Breaking Down Bankruptcy: When the Trustee Takes Over
In 1978, The United States Department of Justice established the U.S. Trustee Program as part of a greater effort to promote the efficiency of the federal bankruptcy system. The program appoints a trustee to oversee each case and help guide individuals through the bankruptcy process. When filing for bankruptcy, it is helpful to understand the trustee’s role in processing your case.
The trustee has two main jobs: to administer non-exempt estate property and to sell the property in order to repay creditors. When handling estate property, the trustee will administer the bankruptcy estate, which is a compilation of all property and rights that the court can legally control and sell. When someone files a bankruptcy petition, most of the individual’s property is usually included in the estate. However, any exempt property will not be included and is protected from creditor claims. The bottom line is that the trustee is there to gather all assets that can be used to settle a person’s debts, be fair in paying claims, and move the case through the court system until the debtor is finally awarded a fresh start.
It is important to note that the trustee’s specific duties vary depending on whether Chapter 7 or Chapter 13 bankruptcy is filed. To clarify, the differences are outlined below:
In most Chapter 7(link to “Chapter 7 Bankruptcy in Florida”) cases, the trustee conducts the meeting of creditors, controls the debtor’s assets, and ensures that the statement of intention provisions are followed.
The Meeting of Creditors
In this meeting, the trustee, creditors, and debtor convene to discuss the debtor’s finances. This usually happens early in the case, and it allows the trustee and creditors to ask the debtor questions to determine what assets will be included in the bankruptcy estate.
Selling Estate Property
Although the trustee cannot sell exempt property, he can still sell partially exempt assets as part of the bankruptcy estate. For example, say the debtor has a car worth $30,000 and an $8,000 exemption for vehicles.

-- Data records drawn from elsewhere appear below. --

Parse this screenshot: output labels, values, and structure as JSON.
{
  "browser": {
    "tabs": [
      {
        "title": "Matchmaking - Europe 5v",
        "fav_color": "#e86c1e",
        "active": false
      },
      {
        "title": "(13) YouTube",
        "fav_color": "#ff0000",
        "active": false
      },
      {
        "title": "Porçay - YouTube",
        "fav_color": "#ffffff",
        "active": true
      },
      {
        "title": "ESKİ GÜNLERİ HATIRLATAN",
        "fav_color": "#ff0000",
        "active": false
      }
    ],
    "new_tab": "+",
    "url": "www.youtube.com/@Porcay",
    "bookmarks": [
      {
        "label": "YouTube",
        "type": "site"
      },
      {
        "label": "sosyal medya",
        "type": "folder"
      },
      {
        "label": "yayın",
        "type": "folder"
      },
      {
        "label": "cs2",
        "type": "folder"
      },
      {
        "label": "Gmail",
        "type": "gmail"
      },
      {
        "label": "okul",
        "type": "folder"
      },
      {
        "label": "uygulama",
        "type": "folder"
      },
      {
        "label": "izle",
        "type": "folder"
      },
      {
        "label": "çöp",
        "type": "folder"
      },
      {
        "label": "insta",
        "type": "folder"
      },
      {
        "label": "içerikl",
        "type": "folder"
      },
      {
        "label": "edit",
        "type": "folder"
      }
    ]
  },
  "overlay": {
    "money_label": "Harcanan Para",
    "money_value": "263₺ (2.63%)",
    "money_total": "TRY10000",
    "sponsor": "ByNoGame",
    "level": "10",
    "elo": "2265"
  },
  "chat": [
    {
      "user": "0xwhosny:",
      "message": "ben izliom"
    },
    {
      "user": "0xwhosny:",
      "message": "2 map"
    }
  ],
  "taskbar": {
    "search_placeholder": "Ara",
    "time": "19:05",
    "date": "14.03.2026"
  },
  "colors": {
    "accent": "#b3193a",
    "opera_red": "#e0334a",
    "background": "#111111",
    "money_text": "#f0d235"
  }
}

In this case, the trustee can sell the car to pay creditor claims, but must also give the debtor $8,000 from the sale.
In a Chapter 13 case, the trustee has an additional duty to administer the debtor’s payment plan in addition to all of the previously stated responsibilities. The trustee must:
When filing for bankruptcy, there are many important factors you need to take into consideration. Before deciding on a course of action, it is highly advisable that you speak with a West Palm Beach bankruptcy attorney. At Kelley Kaplan & Eller, our experience and expertise in bankruptcy law will provide you with the guidance you need to get you back on your feet. Call us today to learn about your options.